A blast of frigid wintertime chill descending over the eastern half of the nation will help serve up the season’s first Northeast snowstorm, giving parts of interior New England potentially plowable snow to start the season. In its wake, the departing system will facilitate the arrival of a more significant — and widespread — plunge of cold air across the Lower 48. Temperatures 15 degrees or more below average could reach all the way to the Gulf of Mexico.

Round 1 of cold

The first batch of cold is already consolidating over Saskatchewan and Manitoba. It has nudged a pocket of gentle cooling over Upstate New York and northern New England. But the real cold shot begins tracking southeast Wednesday into Thursday, heralded by a strong cold front that will march through the Tennessee and Lower Mississippi valleys Thursday evening.

Along the front, heavy rains are possible over eastern Oklahoma, Arkansas and the Ozark Plateau. Lighter showers may accompany the front from the Appalachians to the gulf.

Kansas City will enjoy a Wednesday near 60 degrees. On Wednesday night, a touch of snow is possible. Thursday’s high temperature may not escape the 30s. Atlanta could go from a high of 70 Wednesday to a Saturday morning low of 35.

That cold will spill to the gulf by Saturday, bringing below-average temperatures everywhere but the Florida Peninsula. In Biloxi, Miss., Saturday morning could start in the lower 40s. “Sea smoke” is possible where the chilled breeze passes over the much warmer ocean waters. It could be just as cold in Mobile, Ala., while New Orleans could bottom out in the “balmy” mid-40s.

The storm

Guiding the cold front will be a developing low in the Northeast — one that could bring a dash of decorative snow to central and western New England.

It’s by no means a blockbuster, and it could be a welcome atmospheric offering for ski resorts looking to jump-start their season. It’s also right in line with when the first flakes usually fly for northern New England.
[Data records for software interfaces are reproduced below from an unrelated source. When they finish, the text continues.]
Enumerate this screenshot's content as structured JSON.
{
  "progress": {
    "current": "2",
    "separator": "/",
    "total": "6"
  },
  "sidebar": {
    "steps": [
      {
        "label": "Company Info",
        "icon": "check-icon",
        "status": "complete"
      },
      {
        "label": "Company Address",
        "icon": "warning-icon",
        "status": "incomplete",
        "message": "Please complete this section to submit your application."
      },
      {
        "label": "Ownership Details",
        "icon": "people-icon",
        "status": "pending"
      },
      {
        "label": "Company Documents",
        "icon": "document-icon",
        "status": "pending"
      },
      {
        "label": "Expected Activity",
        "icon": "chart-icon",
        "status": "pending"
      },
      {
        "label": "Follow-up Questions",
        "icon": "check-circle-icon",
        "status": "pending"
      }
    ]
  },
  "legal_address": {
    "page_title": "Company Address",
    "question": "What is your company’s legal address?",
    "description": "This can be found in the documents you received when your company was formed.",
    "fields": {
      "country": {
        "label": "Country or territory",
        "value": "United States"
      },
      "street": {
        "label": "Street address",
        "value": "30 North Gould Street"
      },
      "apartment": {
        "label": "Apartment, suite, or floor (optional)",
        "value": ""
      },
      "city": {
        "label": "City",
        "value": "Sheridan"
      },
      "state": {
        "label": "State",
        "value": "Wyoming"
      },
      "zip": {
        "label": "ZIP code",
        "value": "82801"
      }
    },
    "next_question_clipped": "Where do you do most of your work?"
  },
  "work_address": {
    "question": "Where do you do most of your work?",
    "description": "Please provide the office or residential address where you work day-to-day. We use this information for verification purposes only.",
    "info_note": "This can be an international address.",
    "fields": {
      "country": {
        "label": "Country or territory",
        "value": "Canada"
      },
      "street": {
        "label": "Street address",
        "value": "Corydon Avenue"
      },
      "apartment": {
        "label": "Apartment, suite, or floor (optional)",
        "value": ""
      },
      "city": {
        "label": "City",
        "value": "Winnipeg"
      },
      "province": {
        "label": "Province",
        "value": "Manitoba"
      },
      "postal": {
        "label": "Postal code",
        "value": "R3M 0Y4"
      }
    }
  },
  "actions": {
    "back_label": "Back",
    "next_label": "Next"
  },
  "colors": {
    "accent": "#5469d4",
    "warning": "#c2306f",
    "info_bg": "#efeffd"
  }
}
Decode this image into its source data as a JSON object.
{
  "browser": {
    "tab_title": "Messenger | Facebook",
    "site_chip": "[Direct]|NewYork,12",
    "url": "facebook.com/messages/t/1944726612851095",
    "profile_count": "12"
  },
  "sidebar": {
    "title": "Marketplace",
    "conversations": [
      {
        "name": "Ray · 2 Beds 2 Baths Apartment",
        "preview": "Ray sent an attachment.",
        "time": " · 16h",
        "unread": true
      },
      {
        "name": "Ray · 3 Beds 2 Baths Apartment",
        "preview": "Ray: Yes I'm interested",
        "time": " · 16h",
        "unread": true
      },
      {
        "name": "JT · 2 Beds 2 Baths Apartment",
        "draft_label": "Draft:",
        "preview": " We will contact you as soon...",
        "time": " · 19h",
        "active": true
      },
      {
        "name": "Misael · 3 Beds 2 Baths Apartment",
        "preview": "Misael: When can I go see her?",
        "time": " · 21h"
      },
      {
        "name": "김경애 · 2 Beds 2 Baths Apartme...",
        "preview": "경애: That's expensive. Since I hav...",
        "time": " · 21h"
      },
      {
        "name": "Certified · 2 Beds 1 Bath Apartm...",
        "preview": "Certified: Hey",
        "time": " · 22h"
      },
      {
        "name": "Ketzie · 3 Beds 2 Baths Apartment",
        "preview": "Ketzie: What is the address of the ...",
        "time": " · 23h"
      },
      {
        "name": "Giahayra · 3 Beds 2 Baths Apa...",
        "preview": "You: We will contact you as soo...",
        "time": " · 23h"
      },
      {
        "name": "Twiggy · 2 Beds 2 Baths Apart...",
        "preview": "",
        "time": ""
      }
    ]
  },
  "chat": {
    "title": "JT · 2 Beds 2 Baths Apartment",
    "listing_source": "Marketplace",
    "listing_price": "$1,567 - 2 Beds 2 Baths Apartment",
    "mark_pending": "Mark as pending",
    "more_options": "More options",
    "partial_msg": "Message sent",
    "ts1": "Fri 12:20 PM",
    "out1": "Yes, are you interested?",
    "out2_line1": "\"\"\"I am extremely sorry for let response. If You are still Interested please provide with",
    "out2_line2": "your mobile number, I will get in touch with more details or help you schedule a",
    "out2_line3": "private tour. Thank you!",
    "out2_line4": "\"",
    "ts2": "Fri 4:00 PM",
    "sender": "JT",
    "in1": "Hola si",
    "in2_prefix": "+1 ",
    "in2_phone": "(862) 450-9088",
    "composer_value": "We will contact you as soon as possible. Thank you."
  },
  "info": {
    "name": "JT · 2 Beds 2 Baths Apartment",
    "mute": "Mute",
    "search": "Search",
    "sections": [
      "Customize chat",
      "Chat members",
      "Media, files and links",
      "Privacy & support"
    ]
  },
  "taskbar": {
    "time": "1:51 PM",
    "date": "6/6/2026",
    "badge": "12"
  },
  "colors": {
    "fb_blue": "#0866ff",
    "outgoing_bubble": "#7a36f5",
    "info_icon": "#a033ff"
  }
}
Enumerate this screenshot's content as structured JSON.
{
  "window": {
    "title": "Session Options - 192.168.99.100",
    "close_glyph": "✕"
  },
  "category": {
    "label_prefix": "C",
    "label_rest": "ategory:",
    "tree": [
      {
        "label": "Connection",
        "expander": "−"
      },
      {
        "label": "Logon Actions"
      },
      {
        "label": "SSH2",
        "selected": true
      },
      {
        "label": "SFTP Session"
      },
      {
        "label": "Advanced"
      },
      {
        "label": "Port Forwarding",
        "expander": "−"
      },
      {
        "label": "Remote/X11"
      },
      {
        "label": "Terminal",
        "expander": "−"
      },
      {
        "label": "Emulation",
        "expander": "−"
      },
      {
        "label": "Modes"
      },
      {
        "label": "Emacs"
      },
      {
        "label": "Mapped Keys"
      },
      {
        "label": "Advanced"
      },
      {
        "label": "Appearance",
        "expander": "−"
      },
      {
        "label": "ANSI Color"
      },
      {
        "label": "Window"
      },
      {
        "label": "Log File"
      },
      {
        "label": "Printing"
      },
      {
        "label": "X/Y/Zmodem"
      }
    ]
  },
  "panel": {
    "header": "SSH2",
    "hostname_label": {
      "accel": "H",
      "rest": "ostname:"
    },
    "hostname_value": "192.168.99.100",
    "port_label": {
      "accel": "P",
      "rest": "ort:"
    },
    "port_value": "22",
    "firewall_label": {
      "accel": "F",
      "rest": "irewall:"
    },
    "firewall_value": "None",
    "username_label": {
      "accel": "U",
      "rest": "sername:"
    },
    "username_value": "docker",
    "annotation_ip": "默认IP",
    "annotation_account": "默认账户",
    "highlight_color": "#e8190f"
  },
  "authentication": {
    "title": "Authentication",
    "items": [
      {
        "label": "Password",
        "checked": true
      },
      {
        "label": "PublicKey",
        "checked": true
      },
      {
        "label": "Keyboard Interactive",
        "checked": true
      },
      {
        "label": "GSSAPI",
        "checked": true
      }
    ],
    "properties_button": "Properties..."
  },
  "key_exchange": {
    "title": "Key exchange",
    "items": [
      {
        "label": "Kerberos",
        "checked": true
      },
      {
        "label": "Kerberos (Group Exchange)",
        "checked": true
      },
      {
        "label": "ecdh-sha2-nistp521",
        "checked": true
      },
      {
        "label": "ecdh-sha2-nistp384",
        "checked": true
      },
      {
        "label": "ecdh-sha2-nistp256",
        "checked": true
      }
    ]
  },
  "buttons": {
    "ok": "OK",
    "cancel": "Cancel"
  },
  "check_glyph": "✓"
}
A strip of low pressure will begin form just east of the Interstate 95 corridor overnight Thursday, developing as it heads northeast into the Gulf of Maine. It’s winding up too late to give most spots anything more than a few inches, with warm mid-level air encroaching near the coast keeping most spots in the lower elevations wet, rather than white. Moreover, a westward shift in the storm’s forecast track further enhances coastal warmth, dwindling the odds of snow there.

Precipitation amounts will be light, with a quarter of an inch, give or take, of rain south of the Massachusetts Turnpike. North of there, it will still be all rain for southern New Hampshire, Vermont and Maine. In the higher elevations, however, cold air banked up behind the stalled front will foster all snow, with three to five inches possible in the mountains. A few spots could get half a foot.

Less snow is in the cards for northern Maine, which will be further removed from the best moisture and dynamics.

Overall, this system is not overly powerful, and wind/coastal issues are of no concern.

The cold: Round 2

In the wake of the departing low, a wedge of exceptionally frigid air will scream south, enveloping areas from the Plains eastward in its icy throes.

Temperatures over the Northern Tier and Upper Midwest could fall to more than 20 degrees below average, the polar deep freeze meandering east thereafter. Veterans Day could feature highs in the teens from the Dakotas to the Twin Cities. Chicago is likely to spend Monday in the 20s.

While the specifics have yet to be ironed out, the stage is set for a long-duration period of chilly weather east of the Mississippi. On the opposite side of the nation, a stagnant ridge of high pressure will bake the West. Highs there could range 10 or 15 degrees above average.